Regarding the claim that the election was rigged, Daniel Gasparini explained to the meeting that the Presidential election had been overseen by a number of international monitors who all verified that the elections were conducted fairly. Nicolas Maduro won 5,823,728 votes (or 68%) against 1,820,552 votes (21%) for Henri Falcon of the Progressive Advance Party and 925,042 votes (11%) for the independent candidate Javier Bertucci. [1]

Daniel Gasparini also explained how, as with the United States coup in Chile of 11 September 1973, the U.S. is now doing its utmost, principally with sanctions, to make life very hard for ordinary Venezuelans. In doing so, it hopes that many will blame the government or else see the overthrow of that government as the only way to end the hardship and social disruption. Clearly the United States has failed in this goal. Against Juan Guaido's explicit and repeated requests for an invasion by the United States, 86% of Venezuelans oppose this invasion.

In spite of all the bullying and threats, most recently by United States President Trump against Venezuelan soldiers they remain resolved to defend their national borders, even against U.S. operated trucks attempting to carry supposed humanitarian aid - with who knows what else - across the border.

Donald Trump's hopes to remove from power a government resolved to serve the people of Venezuela, rather than U.S. corporate interests, without direct military intervention, has clearly failed.
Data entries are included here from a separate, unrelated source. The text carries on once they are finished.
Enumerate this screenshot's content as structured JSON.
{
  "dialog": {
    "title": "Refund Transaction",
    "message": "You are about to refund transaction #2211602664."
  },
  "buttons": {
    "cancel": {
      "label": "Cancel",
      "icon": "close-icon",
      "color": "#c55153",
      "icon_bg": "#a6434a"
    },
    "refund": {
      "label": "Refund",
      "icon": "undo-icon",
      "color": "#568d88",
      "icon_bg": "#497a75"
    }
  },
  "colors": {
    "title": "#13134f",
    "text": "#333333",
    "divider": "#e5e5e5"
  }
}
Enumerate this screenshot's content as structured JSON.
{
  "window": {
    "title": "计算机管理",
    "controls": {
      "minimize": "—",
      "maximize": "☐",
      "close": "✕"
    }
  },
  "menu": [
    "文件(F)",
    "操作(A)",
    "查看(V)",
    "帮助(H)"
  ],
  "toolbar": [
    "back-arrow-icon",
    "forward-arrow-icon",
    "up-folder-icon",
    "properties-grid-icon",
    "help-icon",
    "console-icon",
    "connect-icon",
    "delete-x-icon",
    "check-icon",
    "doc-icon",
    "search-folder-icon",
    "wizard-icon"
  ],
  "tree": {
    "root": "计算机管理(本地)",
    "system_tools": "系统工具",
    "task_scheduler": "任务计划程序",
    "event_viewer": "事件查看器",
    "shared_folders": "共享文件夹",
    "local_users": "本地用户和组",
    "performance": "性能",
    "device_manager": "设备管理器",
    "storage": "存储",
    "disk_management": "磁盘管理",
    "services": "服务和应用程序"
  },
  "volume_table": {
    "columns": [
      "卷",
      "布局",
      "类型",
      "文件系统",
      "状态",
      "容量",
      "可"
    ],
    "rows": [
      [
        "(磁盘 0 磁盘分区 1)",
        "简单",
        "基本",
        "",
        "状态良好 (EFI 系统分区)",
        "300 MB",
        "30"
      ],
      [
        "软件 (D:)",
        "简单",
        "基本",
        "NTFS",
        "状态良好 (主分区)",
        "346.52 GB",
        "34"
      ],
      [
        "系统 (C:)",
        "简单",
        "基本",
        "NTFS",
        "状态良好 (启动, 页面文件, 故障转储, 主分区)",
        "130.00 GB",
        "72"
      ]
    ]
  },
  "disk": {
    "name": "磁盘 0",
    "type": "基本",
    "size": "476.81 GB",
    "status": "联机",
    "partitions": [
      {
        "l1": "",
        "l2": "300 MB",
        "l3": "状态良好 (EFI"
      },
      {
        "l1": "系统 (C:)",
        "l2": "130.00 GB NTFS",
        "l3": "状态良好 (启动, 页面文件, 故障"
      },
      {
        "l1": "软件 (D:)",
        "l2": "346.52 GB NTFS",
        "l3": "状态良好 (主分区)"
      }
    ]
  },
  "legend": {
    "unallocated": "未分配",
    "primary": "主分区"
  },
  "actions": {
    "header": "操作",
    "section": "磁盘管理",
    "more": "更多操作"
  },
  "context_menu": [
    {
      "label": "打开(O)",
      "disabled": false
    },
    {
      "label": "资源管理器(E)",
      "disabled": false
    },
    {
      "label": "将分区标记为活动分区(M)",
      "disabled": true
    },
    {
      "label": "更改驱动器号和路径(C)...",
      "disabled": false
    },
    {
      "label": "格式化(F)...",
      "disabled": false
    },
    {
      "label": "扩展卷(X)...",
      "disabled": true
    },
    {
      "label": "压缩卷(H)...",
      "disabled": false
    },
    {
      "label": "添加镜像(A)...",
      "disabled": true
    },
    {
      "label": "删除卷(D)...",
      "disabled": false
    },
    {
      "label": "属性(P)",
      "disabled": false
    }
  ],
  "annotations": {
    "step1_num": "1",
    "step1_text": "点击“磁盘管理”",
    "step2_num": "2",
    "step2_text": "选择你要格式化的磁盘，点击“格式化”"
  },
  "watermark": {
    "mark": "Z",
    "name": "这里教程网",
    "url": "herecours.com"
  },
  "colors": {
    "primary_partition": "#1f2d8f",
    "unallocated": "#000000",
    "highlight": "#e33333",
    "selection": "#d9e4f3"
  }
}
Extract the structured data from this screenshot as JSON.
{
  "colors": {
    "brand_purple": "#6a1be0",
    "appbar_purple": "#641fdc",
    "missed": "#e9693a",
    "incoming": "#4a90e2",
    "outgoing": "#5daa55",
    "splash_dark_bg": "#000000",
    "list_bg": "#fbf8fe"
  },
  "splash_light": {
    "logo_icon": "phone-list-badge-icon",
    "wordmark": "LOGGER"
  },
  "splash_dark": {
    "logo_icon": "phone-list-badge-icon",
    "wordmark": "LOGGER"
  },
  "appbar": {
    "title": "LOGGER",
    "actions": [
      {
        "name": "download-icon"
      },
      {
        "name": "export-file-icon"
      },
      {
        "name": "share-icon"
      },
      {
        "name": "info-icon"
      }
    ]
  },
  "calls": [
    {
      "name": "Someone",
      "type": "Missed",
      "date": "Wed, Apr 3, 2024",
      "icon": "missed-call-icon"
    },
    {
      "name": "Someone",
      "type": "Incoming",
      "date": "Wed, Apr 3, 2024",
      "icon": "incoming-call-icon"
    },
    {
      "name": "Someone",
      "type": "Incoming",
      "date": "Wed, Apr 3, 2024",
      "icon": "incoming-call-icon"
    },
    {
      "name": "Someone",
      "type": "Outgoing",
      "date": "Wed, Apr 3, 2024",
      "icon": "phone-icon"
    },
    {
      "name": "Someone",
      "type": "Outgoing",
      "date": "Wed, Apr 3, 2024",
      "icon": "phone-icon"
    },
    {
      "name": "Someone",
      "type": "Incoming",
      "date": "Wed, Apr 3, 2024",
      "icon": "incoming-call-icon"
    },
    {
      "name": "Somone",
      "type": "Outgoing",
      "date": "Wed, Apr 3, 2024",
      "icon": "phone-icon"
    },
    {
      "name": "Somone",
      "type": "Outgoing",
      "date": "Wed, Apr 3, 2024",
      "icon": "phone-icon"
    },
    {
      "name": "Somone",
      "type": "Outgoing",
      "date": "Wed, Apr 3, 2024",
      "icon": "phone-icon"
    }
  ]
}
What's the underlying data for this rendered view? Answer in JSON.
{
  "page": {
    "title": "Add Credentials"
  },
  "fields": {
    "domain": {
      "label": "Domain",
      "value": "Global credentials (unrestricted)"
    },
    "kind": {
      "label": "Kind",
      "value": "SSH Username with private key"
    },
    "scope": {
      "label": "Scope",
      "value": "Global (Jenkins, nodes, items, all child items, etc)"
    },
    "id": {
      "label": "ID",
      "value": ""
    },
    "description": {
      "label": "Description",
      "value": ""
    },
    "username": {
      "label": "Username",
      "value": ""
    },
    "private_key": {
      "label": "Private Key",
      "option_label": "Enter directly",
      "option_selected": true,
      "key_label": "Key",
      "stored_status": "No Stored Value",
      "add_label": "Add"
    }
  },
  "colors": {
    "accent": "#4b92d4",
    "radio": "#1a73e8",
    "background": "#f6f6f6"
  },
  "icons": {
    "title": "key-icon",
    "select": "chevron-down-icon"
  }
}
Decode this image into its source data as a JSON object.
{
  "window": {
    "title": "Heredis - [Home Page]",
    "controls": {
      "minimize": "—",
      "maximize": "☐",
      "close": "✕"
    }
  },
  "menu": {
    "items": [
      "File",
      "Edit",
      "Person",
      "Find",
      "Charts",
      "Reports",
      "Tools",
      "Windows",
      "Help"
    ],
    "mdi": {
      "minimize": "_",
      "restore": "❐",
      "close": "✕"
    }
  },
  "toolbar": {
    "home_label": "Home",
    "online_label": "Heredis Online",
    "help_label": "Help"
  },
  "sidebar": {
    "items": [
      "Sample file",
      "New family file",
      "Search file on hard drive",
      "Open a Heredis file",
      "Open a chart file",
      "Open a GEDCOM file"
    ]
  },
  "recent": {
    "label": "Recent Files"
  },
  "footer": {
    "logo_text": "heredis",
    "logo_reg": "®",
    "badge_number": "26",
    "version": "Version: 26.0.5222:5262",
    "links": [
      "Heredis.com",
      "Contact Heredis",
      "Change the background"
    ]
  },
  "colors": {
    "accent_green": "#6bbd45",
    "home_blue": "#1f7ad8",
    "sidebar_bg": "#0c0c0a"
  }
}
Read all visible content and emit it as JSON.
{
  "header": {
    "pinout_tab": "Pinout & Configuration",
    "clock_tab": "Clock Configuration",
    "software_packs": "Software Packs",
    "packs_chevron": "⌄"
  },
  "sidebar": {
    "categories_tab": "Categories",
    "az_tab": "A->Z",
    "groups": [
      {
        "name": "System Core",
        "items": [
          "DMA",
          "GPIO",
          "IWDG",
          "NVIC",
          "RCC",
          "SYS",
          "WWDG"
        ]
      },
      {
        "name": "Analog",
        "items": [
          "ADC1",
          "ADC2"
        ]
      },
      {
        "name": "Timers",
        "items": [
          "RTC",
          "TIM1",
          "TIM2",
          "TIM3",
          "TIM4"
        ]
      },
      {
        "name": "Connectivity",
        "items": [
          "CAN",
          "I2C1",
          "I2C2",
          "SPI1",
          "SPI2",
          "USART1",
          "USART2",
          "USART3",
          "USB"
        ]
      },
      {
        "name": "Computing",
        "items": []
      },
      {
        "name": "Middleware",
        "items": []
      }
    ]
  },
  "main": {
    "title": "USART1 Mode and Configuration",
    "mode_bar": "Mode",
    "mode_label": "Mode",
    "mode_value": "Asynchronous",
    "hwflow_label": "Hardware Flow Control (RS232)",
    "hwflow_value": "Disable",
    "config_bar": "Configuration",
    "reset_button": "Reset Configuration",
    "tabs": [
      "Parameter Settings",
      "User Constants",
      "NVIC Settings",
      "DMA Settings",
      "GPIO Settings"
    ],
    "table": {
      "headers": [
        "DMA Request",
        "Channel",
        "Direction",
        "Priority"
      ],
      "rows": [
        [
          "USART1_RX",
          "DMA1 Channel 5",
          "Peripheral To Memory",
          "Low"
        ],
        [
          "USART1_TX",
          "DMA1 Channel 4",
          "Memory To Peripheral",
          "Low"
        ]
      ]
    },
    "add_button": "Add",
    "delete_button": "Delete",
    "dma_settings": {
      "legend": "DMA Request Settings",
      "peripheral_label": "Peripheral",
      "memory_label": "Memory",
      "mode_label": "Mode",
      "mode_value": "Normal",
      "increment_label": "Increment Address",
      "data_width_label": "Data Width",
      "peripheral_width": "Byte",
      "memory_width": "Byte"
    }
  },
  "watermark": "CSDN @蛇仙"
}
Direct military invasion would be necessary to remove Maduro and would result in world wide condemnation of the United States and its vassals, including Australian Prime Minister Morrison.

Should it ever come to that, then we must do what we can to make this voice of just protest as loud as possible.
Certainly at the Federal elections, all candidates seeking our vote, Liberal, Labor, Greens, Independents, should be held to account for their support for United States aggression or their silence.


[1] The Presidential election was conducted amidst a vicious campaign against that election by hostile foreign powers and their local agents, which includes much of the Venezuelan corporate newsmedia. That campaign tried to persuade Venezuelans to boycott the election. They urged this boycott in spite of the fact that the election was being properly overseen by reputable international observers. Clearly Guaido and others who wanted to flog off Venezuela's PDVSA oil company to foreign corporations, knew they could not possibly win at the ballot box, so they chose a boycott as their the next best option. Given that only 46.01% of Venezuelans voted in that election they were somewhat successful in this.


Tucker Carlson is an unusual US journalist, because he is able to talk against the propaganda and really seems to care. He writes in the American Conservative:

One thing that every late-stage ruling clas has in common is high tolerance for mediocrity. Standards decline, the edges fray, but nobody in charge seems to notice. They're happy in their sinecures and getting richer. In a culture like this, there's no penalty for being wrong. The talentless prosper, rising inexorably toward positions of greater power, and breaking things along the way. It happened to the Ottoman empire. Max Booy is living proff that it's happening in America.

Read more here.